There are a few points, however, where combat is a lot of fun. Without giving too much away, you are given an extraordinarily powerful weapon late in the game that allows you to dispose of even the toughest foes with ease. It takes close to no skill whatsoever, which should theoretically break the game. Still, the feeling you get as you slice through hordes of baddies like butter is truly something to behold. It’s here where the presence of enemies is welcome.
The animations are an entirely mixed bag. When they work, they work beautifully. Lara smoothly scales footholds in rock formations like an insect, brushes shrubbery out of her face, shields herself from heat and uses her palms to brace herself against a wall. Unfortunately, it doesn’t look so good when she does the same animation against an invisible wall, which you’ll often see as collision detection and clipping errors are plentiful. Rarely will they impede your progress in any significant way (though I did run into an awful glitch where Lara spawned in a pool of plasma, forcing me to reload the last autosave 45 min beforehand), but it is distracting to see Lara awkwardly pace back and forth around a key until she’s at just the right spot to bend her knees and pick it up. You’ll see these sort of things often enough to break the immersion.
One thing that mildly bothered me about Underworld is its abundance of collectibles.
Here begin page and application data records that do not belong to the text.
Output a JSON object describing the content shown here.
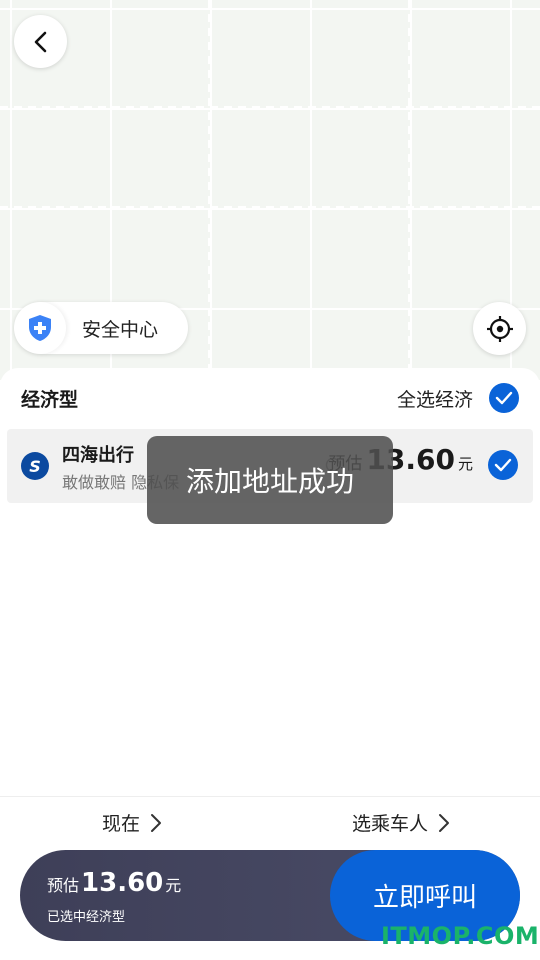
{
  "map": {
    "safety_center": "安全中心"
  },
  "category": {
    "title": "经济型",
    "select_all": "全选经济"
  },
  "provider": {
    "logo_letter": "S",
    "name": "四海出行",
    "tagline": "敢做敢赔 隐私保",
    "price_prefix": "预估",
    "price": "13.60",
    "price_unit": "元"
  },
  "toast": {
    "message": "添加地址成功"
  },
  "options": {
    "time": "现在",
    "passenger": "选乘车人"
  },
  "call_bar": {
    "price_prefix": "预估",
    "price": "13.60",
    "price_unit": "元",
    "selection": "已选中经济型",
    "call_button": "立即呼叫"
  },
  "watermark": "ITMOP.COM",
  "colors": {
    "accent": "#0a63d8",
    "bar_dark": "#3e3f58",
    "watermark": "#1ab36a"
  }
}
Every level has close to 30 treasures and one relic, but most of them are not very interesting to find. They’re often just lying around in plain sight (or in clay pots that Lara doesn’t mind shattering. Some archaeologist she is). Unlike Anniversary, in which each collectible was guarded by some unique, hidden puzzle, these treasures require little exploration. The levels are also extraordinary long at times, so there’s little motivation to go back to collect all the hidden goodies.
Which brings me to one of Underworld’s most baffling design choices: the only way to replay levels is in what’s called "treasure hunt" mode, where all the puzzles are left solved and the enemies vanquished. This is a nice feature, but it would be nice have the option to go back and replay levels the way they were meant to be played; with all the puzzles and enemies left intact. This is something the previous games in the series have been doing for years. Also, there are no time trials here, another series staple that was inexplicably removed.
I may come off as harsh against the game, but that’s only because Tomb Raider: Underworld proves so often what it’s capable of, making its flaws all the more jarring. It’s still the best 3D puzzler/platformer game since Tomb Raider: Anniversary nearly a year and a half ago (though the new Prince of Persia may give it a run for its money), with some brilliant, memorable level design, rich atmosphere, and a diverse set of locales. But its also marred by poor combat, a quantity over quality approach towards collectibles, glitchy detection issues, a half-baked story, and the inability to replay levels as they were. Still, these issues can only mildly tarnish what is an otherwise brilliant game. If you’re willing to look past an overall lack of polish — and the aforementioned misogynistic idiots on message boards— Tomb Raider: Underworld will satisfy anyone with even a passing interest in tomb raiding.